On Dorchester Boulevard


Photo by David W. Marvin, c. 1967, McCord Museum Archives

Photo by David W. Marvin, c. 1967, McCord Museum Archives

No one ever waited on you at home. If you want something, you get it yourself. They don’t like it, but you’ve always done pretty much anything you feel like. In the morning you tumble out onto the dusty streets to play. You drag along all sorts of getups, neglected garments you find tucked away in suitcases under your parents’ bed or in hatboxes on the top shelf of their closet, above the mothball-scented woolen coats. Some they let you play with, others not. You smuggle them out anyway.

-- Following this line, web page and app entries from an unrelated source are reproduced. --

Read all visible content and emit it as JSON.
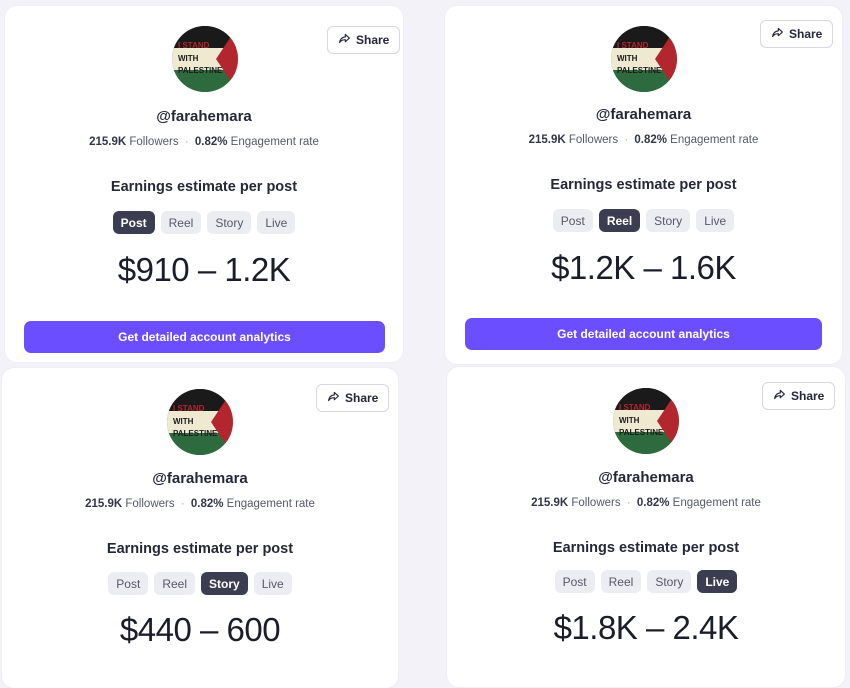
{
  "profile": {
    "handle": "@farahemara",
    "followers_value": "215.9K",
    "followers_label": "Followers",
    "separator": "·",
    "engagement_value": "0.82%",
    "engagement_label": "Engagement rate",
    "avatar_lines": [
      "I STAND",
      "WITH",
      "PALESTINE"
    ]
  },
  "share_label": "Share",
  "estimate_title": "Earnings estimate per post",
  "tabs": [
    "Post",
    "Reel",
    "Story",
    "Live"
  ],
  "cta_label": "Get detailed account analytics",
  "cards": [
    {
      "active_tab": "Post",
      "price": "$910 – 1.2K"
    },
    {
      "active_tab": "Reel",
      "price": "$1.2K – 1.6K"
    },
    {
      "active_tab": "Story",
      "price": "$440 – 600"
    },
    {
      "active_tab": "Live",
      "price": "$1.8K – 2.4K"
    }
  ],
  "colors": {
    "accent": "#6b4eff",
    "active_tab_bg": "#3a3e50",
    "flag_black": "#1a1a1a",
    "flag_white": "#efe9d2",
    "flag_green": "#2d6a3e",
    "flag_red": "#b3262d"
  }
}
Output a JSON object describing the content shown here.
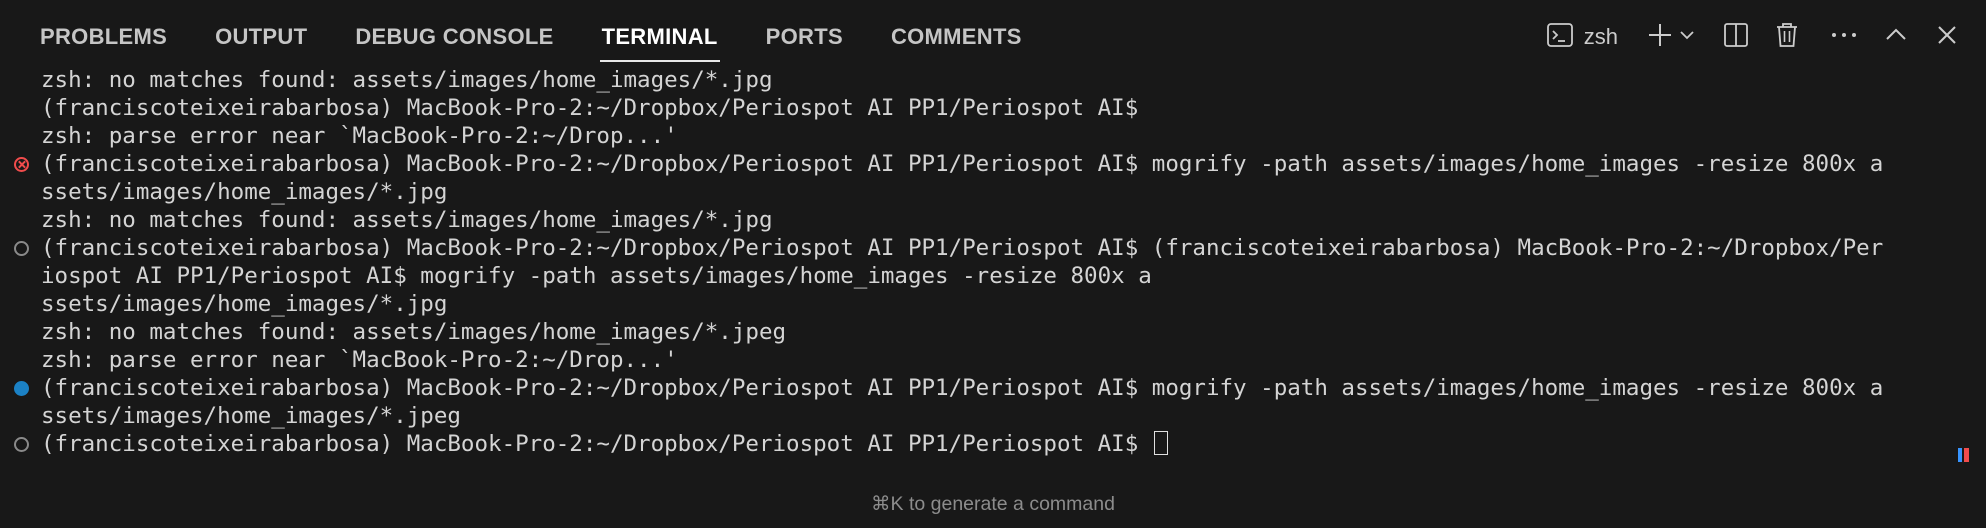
{
  "tabs": [
    {
      "label": "PROBLEMS"
    },
    {
      "label": "OUTPUT"
    },
    {
      "label": "DEBUG CONSOLE"
    },
    {
      "label": "TERMINAL"
    },
    {
      "label": "PORTS"
    },
    {
      "label": "COMMENTS"
    }
  ],
  "active_tab": "TERMINAL",
  "toolbar": {
    "shell_name": "zsh",
    "icons": [
      "terminal-icon",
      "plus-icon",
      "chevron-down-icon",
      "split-icon",
      "trash-icon",
      "more-icon",
      "chevron-up-icon",
      "close-icon"
    ]
  },
  "terminal": {
    "lines": [
      {
        "text": "zsh: no matches found: assets/images/home_images/*.jpg",
        "decoration": ""
      },
      {
        "text": "(franciscoteixeirabarbosa) MacBook-Pro-2:~/Dropbox/Periospot AI PP1/Periospot AI$",
        "decoration": ""
      },
      {
        "text": "zsh: parse error near `MacBook-Pro-2:~/Drop...'",
        "decoration": ""
      },
      {
        "text": "(franciscoteixeirabarbosa) MacBook-Pro-2:~/Dropbox/Periospot AI PP1/Periospot AI$ mogrify -path assets/images/home_images -resize 800x a",
        "decoration": "error"
      },
      {
        "text": "ssets/images/home_images/*.jpg",
        "decoration": ""
      },
      {
        "text": "zsh: no matches found: assets/images/home_images/*.jpg",
        "decoration": ""
      },
      {
        "text": "(franciscoteixeirabarbosa) MacBook-Pro-2:~/Dropbox/Periospot AI PP1/Periospot AI$ (franciscoteixeirabarbosa) MacBook-Pro-2:~/Dropbox/Per",
        "decoration": "default"
      },
      {
        "text": "iospot AI PP1/Periospot AI$ mogrify -path assets/images/home_images -resize 800x a",
        "decoration": ""
      },
      {
        "text": "ssets/images/home_images/*.jpg",
        "decoration": ""
      },
      {
        "text": "zsh: no matches found: assets/images/home_images/*.jpeg",
        "decoration": ""
      },
      {
        "text": "zsh: parse error near `MacBook-Pro-2:~/Drop...'",
        "decoration": ""
      },
      {
        "text": "(franciscoteixeirabarbosa) MacBook-Pro-2:~/Dropbox/Periospot AI PP1/Periospot AI$ mogrify -path assets/images/home_images -resize 800x a",
        "decoration": "success"
      },
      {
        "text": "ssets/images/home_images/*.jpeg",
        "decoration": ""
      },
      {
        "text": "(franciscoteixeirabarbosa) MacBook-Pro-2:~/Dropbox/Periospot AI PP1/Periospot AI$ ",
        "decoration": "default",
        "cursor": true
      }
    ]
  },
  "hint": "⌘K to generate a command",
  "colors": {
    "background": "#181818",
    "error": "#f14c4c",
    "success": "#1b81c5",
    "default_marker": "#8a8a8a"
  }
}
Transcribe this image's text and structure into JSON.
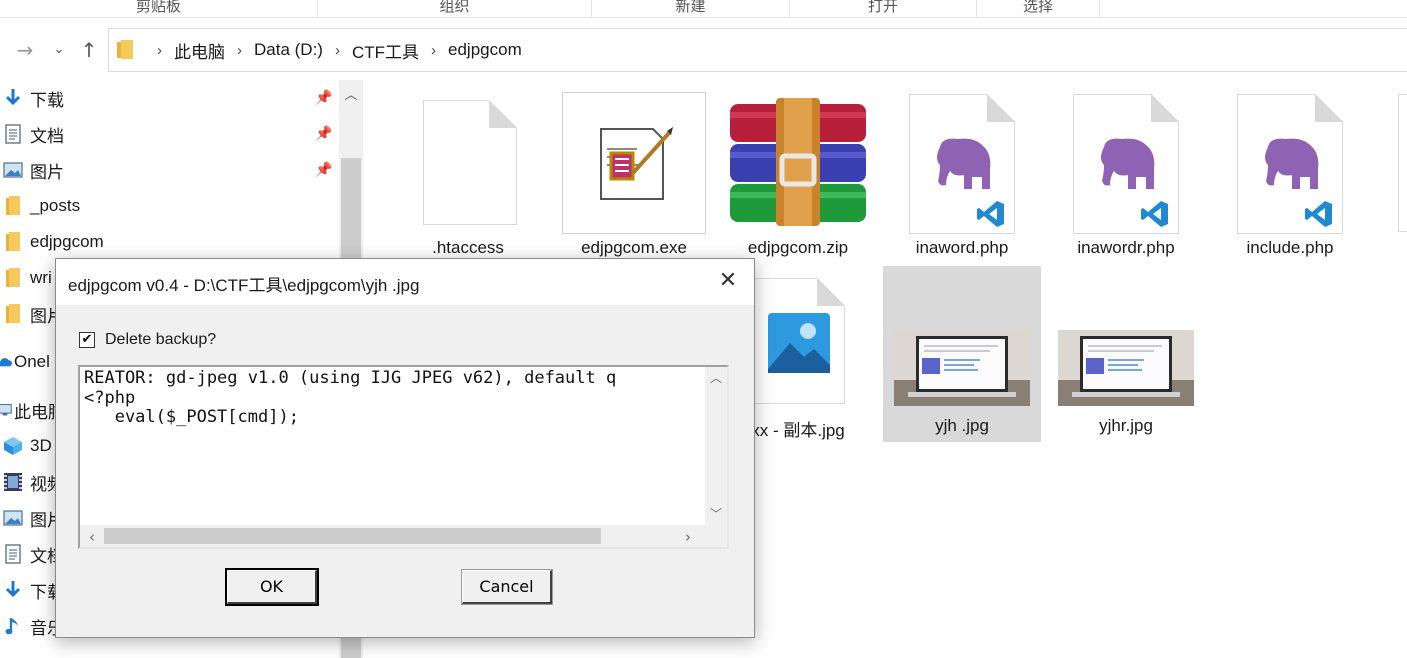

At first, you take care not to let them trail in the dirty gravel that litters the back alleyways and vacant lots of your domain. But sooner or later the moment catches you; you’re lost in your pretend world and the tulles and satins get as filthy as your soil-encrusted hands. You return them to their rightful places without remorse. You’re aware you’ll be found out, but not for days, even weeks, and those sorts of stretches have always been longer than you can fathom. To let the future affect how you feel today would be to go against everything that you are.

Because for now you are happy, puttering along beside the thoroughfare in all that taffeta and lace. The boy is a neighbour, and you’re the only girl he’ll be seen playing with. They all want to be seen playing with you. At school, they gather around where you eat lunch, try to swap for your baloney-and-mustard, giggle as you crack jokes about the teachers. This boy, the neighbour, is glad to be the one your charm has fallen on today. He just wants to ride it for as long as it lasts.

Later on, things will change. He’ll lose that puppy-dog look. You’ll want to rely on him, but he’ll pull away, fall back. He won’t know how to help you. You’re a fighter, but you have a hard time knowing when to stop. It’s started already: weren’t you sent home last month for pulling Marie-Christine’s hair out?

In the principal’s office, you bowed your head and apologized when prompted. But you weren’t sorry, not really. The head-shaking and calls home, that’s just something you have to get through, like the sting of a spanking. By next time you’ll have forgotten all about it.

Because you were raised to look after yourself, and that never changes. You’ll start at Eaton’s at just fourteen, folding sweaters from four in the morning. You’ll pick up extra shifts in the afternoons and spend the in-between hours in the luncheonettes. Sleep-starved but bubbly, you’ll chat with your girlfriends, make plans for the weekend, talk of bands and clubs and cocktails and boys. Plan out hairstyles, buzz with excitement. You won’t stick around at home too long. Downtown is bright and getting brighter, you need to be where the action is, it’s hardly even a choice . . .

See how you smile at the photographer as he snaps you in the street, in your mother’s dancing dress. There’s something natural in the way you look him in the eye. A presence, and a statement: attention isn’t something you want, but what you’re entitled to. You’ll never let it matter, where you came from. You were born to be adored.

So smile, chouette, bébé, Limelight princess, oneday disco queen. Smile, smile. Soon, they’ll all be watching.

 

Photo by David W. Marvin, c. 1967, McCord Museum Archives Jane Gatensby is a Montreal-based writer and translator.